⚠ COVID-19 INFORMATION: Resources, Vaccine Information

Chicago Parents Are Still Dealing with Stress From the Ongoing Pandemic

June 23, 2022

During the past two years, Chicago parents and families have faced new challenges and heightened levels of unpredictability due to the COVID-19 pandemic. According to the American Psychological Association’s Stress in America Survey of March 2021, 1 nearly half of parents (48%) said the level of stress in their life has increased compared with before the pandemic. Another study revealed 70% of mothers and 54% of fathers felt overwhelmed in the past two weeks due to the pandemic.

In this month’s Voices of Child Health in Chicago Report, we provide insight on parental stress during the ongoing COVID-19 pandemic. We asked 1,142 Chicago parents from all 77 community areas in the city about their stress levels, their children’s mental health and other COVID-19-related concerns.

Report Highlights
June2022thumbnail.png

Download the full report

  • Over half of Chicago parents reported their stress had increased during the COVID-19 pandemic.
  • Parents whose child(ren) experienced worsening mental health symptoms were more likely to report their own stress had increased.
  • Over half of parents remain concerned about COVID-19 issues such as new variants of coronavirus leading to a worsening of the pandemic, their children and families getting sick from new variants and the possibility of school returning to remote learning for their children.

Stress among Chicago parents

We found that over half of Chicago parents (51%) reported that their stress had increased since the start of the pandemic, while 37% said their stress level remained the same and 12% said their stress decreased. However, there were key differences between mothers and fathers. Mothers were more likely to say that their stress had increased (56%) compared with fathers (43%). Correspondingly, mothers were less likely (32%) to say that their stress remained the same than fathers (45%). Mothers and fathers were equally likely to say their stress had decreased (both 12%). Regarding emotional support, 37% of mothers and fathers alike reported that they could have used more support than they received during the pandemic so far.

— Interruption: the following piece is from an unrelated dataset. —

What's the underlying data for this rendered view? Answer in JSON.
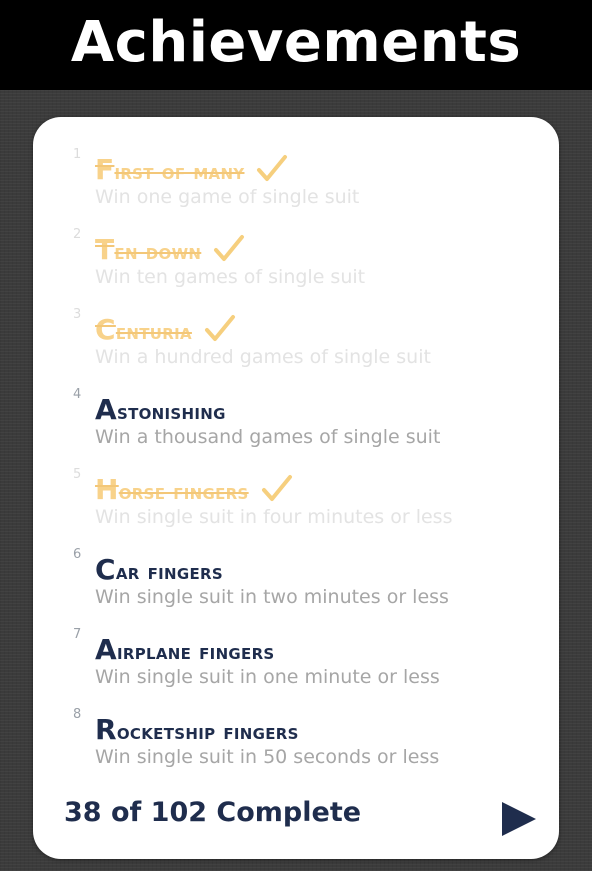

How is parent stress connected to child mental health?

Parents who had at least one child who exhibited worsening mental health symptoms over the last six months (e.g., anxiety, difficulty focusing) were significantly more likely to report their own stress had increased (59%) than parents whose child(ren) did not exhibit worsening mental health symptoms (41% had increased stress). Conversely, while a small proportion of parents reported that their stress decreased; this proportion was significantly higher among parents who did not have a child with worsening mental health symptoms (19% reported decreased stress) compared with parents who had a child with worsening mental health symptoms (7% reported decreased stress).

Parents’ continuing concerns about COVID-19

We also asked parents about their concerns about multiple COVID-19 issues, and for each issue over half of parents said they were either extremely or very concerned. For instance, 65% were extremely or very concerned that a new variant of the coronavirus would lead to a worsening of the COVID-19 pandemic in the United States and in Chicago. Additionally, parents were extremely or very concerned about people getting sick from new variants of the coronavirus: 63% of parents were concerned their child might get sick, 61% were concerned that another family member or friend would get sick and 51% were concerned they would get sick themselves. Finally, 52% of parents were extremely or very concerned that a worsening of the pandemic would result in a return to remote learning for their child.

Across all COVID-19 issues, there was a consistent trend that the highest proportions of parents reporting that they were extremely or very concerned were those with lower household income, lower education or who identified as Black or Latinx — groups that have been disproportionately affected by the COVID-19 pandemic. There were no differences in concern about pandemic-related issues by parent gender, parent age or the ages of children in the household.

Resources for Parents

).Coalesce(

Media Coverage

Lurie Hospital survey finds most parents saw stress levels increase since start of pandemic
WBBM

Study: More than Half of Chicago Parents Report Added Stress During Pandemic
Health News Illinois

Press Release

About the survey

This report is based on data from the Voices of Child Health in Chicago Parent Panel Survey. The survey is administered to a sample of Chicago parents by Lurie Children’s and NORC at the University of Chicago via internet and telephone. The survey is administered to the same panel of parents three times each year. The data in this report was collected from October through November 2021. The sample consisted of 1,142 Chicago parents, step- parents, or guardians who had at least one child under 18 years of age in the household (referred to as “parents” in this report). Parents were from all 77 community areas in Chicago. The survey completion rate was 25.4% and the cumulative survey response rate was 1.8%. All analyses were conducted with statistical weighting so that the results are representative of the parent population in the City of Chicago during the time period of data collection. For more information about the VOCHIC Parent Panel Survey, visit luriechildrens.org/ParentPanel and our page on Open Science Framework at osf.io/cjz82/.

Who We Are

Matthew M. Davis, MD, MAPP
Marie Heffernan, PhD
Mia Casale, MPH
Tracie Smith, MPH
Anne Bendelow, MPH
Carly Menker, MS

Contact Us

312.227.2436
voicesofchildhealth@luriechildrens.org
Subscribe to our email list